━━━━━ Input data
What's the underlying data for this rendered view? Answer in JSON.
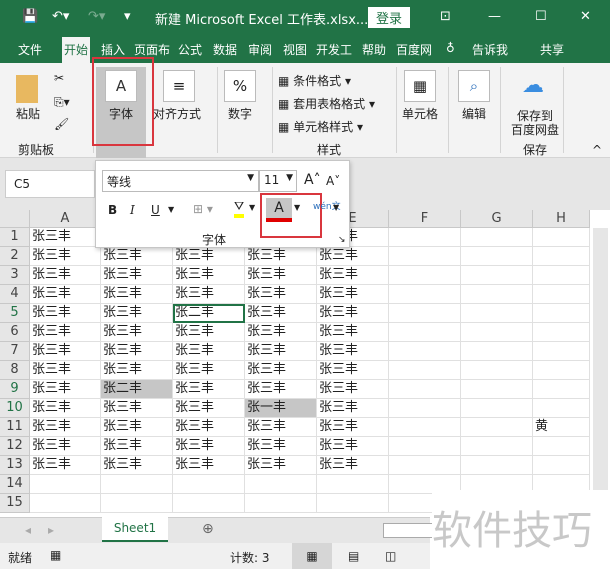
{
  "titlebar": {
    "title": "新建 Microsoft Excel 工作表.xlsx...",
    "login": "登录"
  },
  "tabs": [
    "文件",
    "开始",
    "插入",
    "页面布",
    "公式",
    "数据",
    "审阅",
    "视图",
    "开发工",
    "帮助",
    "百度网"
  ],
  "tell_me": "告诉我",
  "share": "共享",
  "ribbon": {
    "paste": "粘贴",
    "clipboard": "剪贴板",
    "font": "字体",
    "align": "对齐方式",
    "number": "数字",
    "cond_format": "条件格式",
    "table_format": "套用表格格式",
    "cell_style": "单元格样式",
    "styles": "样式",
    "cells": "单元格",
    "edit": "编辑",
    "save_baidu": "保存到\n百度网盘",
    "save_baidu1": "保存到",
    "save_baidu2": "百度网盘",
    "save": "保存"
  },
  "namebox": "C5",
  "font_popup": {
    "font_name": "等线",
    "font_size": "11",
    "bold": "B",
    "italic": "I",
    "underline": "U",
    "group_label": "字体",
    "font_color": "#e00000",
    "highlight_color": "#ffff00"
  },
  "columns": [
    "A",
    "B",
    "C",
    "D",
    "E",
    "F",
    "G",
    "H"
  ],
  "rows": [
    [
      "张三丰",
      "张三丰",
      "张三丰",
      "张三丰",
      "张三丰",
      "",
      "",
      ""
    ],
    [
      "张三丰",
      "张三丰",
      "张三丰",
      "张三丰",
      "张三丰",
      "",
      "",
      ""
    ],
    [
      "张三丰",
      "张三丰",
      "张三丰",
      "张三丰",
      "张三丰",
      "",
      "",
      ""
    ],
    [
      "张三丰",
      "张三丰",
      "张三丰",
      "张三丰",
      "张三丰",
      "",
      "",
      ""
    ],
    [
      "张三丰",
      "张三丰",
      "张二丰",
      "张三丰",
      "张三丰",
      "",
      "",
      ""
    ],
    [
      "张三丰",
      "张三丰",
      "张三丰",
      "张三丰",
      "张三丰",
      "",
      "",
      ""
    ],
    [
      "张三丰",
      "张三丰",
      "张三丰",
      "张三丰",
      "张三丰",
      "",
      "",
      ""
    ],
    [
      "张三丰",
      "张三丰",
      "张三丰",
      "张三丰",
      "张三丰",
      "",
      "",
      ""
    ],
    [
      "张三丰",
      "张二丰",
      "张三丰",
      "张三丰",
      "张三丰",
      "",
      "",
      ""
    ],
    [
      "张三丰",
      "张三丰",
      "张三丰",
      "张一丰",
      "张三丰",
      "",
      "",
      ""
    ],
    [
      "张三丰",
      "张三丰",
      "张三丰",
      "张三丰",
      "张三丰",
      "",
      "",
      "黄"
    ],
    [
      "张三丰",
      "张三丰",
      "张三丰",
      "张三丰",
      "张三丰",
      "",
      "",
      ""
    ],
    [
      "张三丰",
      "张三丰",
      "张三丰",
      "张三丰",
      "张三丰",
      "",
      "",
      ""
    ],
    [
      "",
      "",
      "",
      "",
      "",
      "",
      "",
      ""
    ],
    [
      "",
      "",
      "",
      "",
      "",
      "",
      "",
      ""
    ]
  ],
  "sheet_tab": "Sheet1",
  "status": {
    "ready": "就绪",
    "count": "计数: 3"
  },
  "watermark": "软件技巧"
}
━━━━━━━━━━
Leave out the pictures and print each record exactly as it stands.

Problem solution —
What's the underlying data for this rendered view? Answer in JSON.
{
  "titlebar": {
    "title": "新建 Microsoft Excel 工作表.xlsx...",
    "login": "登录"
  },
  "tabs": [
    "文件",
    "开始",
    "插入",
    "页面布",
    "公式",
    "数据",
    "审阅",
    "视图",
    "开发工",
    "帮助",
    "百度网"
  ],
  "tell_me": "告诉我",
  "share": "共享",
  "ribbon": {
    "paste": "粘贴",
    "clipboard": "剪贴板",
    "font": "字体",
    "align": "对齐方式",
    "number": "数字",
    "cond_format": "条件格式",
    "table_format": "套用表格格式",
    "cell_style": "单元格样式",
    "styles": "样式",
    "cells": "单元格",
    "edit": "编辑",
    "save_baidu": "保存到\n百度网盘",
    "save_baidu1": "保存到",
    "save_baidu2": "百度网盘",
    "save": "保存"
  },
  "namebox": "C5",
  "font_popup": {
    "font_name": "等线",
    "font_size": "11",
    "bold": "B",
    "italic": "I",
    "underline": "U",
    "group_label": "字体",
    "font_color": "#e00000",
    "highlight_color": "#ffff00"
  },
  "columns": [
    "A",
    "B",
    "C",
    "D",
    "E",
    "F",
    "G",
    "H"
  ],
  "rows": [
    [
      "张三丰",
      "张三丰",
      "张三丰",
      "张三丰",
      "张三丰",
      "",
      "",
      ""
    ],
    [
      "张三丰",
      "张三丰",
      "张三丰",
      "张三丰",
      "张三丰",
      "",
      "",
      ""
    ],
    [
      "张三丰",
      "张三丰",
      "张三丰",
      "张三丰",
      "张三丰",
      "",
      "",
      ""
    ],
    [
      "张三丰",
      "张三丰",
      "张三丰",
      "张三丰",
      "张三丰",
      "",
      "",
      ""
    ],
    [
      "张三丰",
      "张三丰",
      "张二丰",
      "张三丰",
      "张三丰",
      "",
      "",
      ""
    ],
    [
      "张三丰",
      "张三丰",
      "张三丰",
      "张三丰",
      "张三丰",
      "",
      "",
      ""
    ],
    [
      "张三丰",
      "张三丰",
      "张三丰",
      "张三丰",
      "张三丰",
      "",
      "",
      ""
    ],
    [
      "张三丰",
      "张三丰",
      "张三丰",
      "张三丰",
      "张三丰",
      "",
      "",
      ""
    ],
    [
      "张三丰",
      "张二丰",
      "张三丰",
      "张三丰",
      "张三丰",
      "",
      "",
      ""
    ],
    [
      "张三丰",
      "张三丰",
      "张三丰",
      "张一丰",
      "张三丰",
      "",
      "",
      ""
    ],
    [
      "张三丰",
      "张三丰",
      "张三丰",
      "张三丰",
      "张三丰",
      "",
      "",
      "黄"
    ],
    [
      "张三丰",
      "张三丰",
      "张三丰",
      "张三丰",
      "张三丰",
      "",
      "",
      ""
    ],
    [
      "张三丰",
      "张三丰",
      "张三丰",
      "张三丰",
      "张三丰",
      "",
      "",
      ""
    ],
    [
      "",
      "",
      "",
      "",
      "",
      "",
      "",
      ""
    ],
    [
      "",
      "",
      "",
      "",
      "",
      "",
      "",
      ""
    ]
  ],
  "sheet_tab": "Sheet1",
  "status": {
    "ready": "就绪",
    "count": "计数: 3"
  },
  "watermark": "软件技巧"
}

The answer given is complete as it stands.